- **Exercise**: How many of the lines below have "JSON" in them? Say the number and nothing more.
Extracted records START
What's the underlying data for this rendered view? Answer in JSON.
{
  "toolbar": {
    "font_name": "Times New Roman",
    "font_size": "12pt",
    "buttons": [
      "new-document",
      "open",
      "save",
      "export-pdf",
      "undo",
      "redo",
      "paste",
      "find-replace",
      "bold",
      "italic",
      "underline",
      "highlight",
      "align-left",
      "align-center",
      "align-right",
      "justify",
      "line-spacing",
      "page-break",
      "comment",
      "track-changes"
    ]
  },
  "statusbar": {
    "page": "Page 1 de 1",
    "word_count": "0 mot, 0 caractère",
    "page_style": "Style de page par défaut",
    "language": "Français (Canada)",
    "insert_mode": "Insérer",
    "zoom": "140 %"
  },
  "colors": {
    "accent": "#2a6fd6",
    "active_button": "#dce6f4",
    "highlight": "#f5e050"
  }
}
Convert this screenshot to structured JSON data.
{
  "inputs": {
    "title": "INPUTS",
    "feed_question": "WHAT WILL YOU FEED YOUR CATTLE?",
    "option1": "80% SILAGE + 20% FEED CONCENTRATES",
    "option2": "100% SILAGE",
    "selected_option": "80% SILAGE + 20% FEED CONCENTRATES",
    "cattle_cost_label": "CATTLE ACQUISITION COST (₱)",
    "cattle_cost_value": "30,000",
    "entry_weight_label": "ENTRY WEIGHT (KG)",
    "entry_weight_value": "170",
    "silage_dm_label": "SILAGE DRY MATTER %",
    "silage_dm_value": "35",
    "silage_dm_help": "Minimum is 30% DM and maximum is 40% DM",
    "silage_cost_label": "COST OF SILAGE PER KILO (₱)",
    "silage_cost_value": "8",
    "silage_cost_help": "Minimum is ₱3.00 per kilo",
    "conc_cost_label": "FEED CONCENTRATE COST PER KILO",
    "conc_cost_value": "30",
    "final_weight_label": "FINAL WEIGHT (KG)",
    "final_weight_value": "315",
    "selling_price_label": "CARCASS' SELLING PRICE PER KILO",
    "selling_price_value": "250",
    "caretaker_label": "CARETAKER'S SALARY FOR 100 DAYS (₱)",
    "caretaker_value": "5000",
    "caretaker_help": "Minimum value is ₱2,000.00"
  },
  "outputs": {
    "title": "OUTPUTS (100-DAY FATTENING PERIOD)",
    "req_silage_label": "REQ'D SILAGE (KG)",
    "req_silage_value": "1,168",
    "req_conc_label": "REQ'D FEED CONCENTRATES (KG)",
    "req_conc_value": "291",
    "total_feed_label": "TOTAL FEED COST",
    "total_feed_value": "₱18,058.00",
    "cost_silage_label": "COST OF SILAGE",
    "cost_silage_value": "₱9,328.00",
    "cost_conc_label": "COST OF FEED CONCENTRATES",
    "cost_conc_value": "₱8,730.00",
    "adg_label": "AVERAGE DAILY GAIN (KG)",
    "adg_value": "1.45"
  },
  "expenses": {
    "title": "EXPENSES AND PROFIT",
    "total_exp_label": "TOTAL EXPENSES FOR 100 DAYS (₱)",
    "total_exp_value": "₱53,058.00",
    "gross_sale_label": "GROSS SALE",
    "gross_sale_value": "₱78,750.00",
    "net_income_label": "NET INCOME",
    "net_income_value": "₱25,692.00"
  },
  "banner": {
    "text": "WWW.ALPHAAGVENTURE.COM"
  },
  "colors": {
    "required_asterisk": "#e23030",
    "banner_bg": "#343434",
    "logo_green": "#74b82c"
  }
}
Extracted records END
- **Answer to the exercise**: 2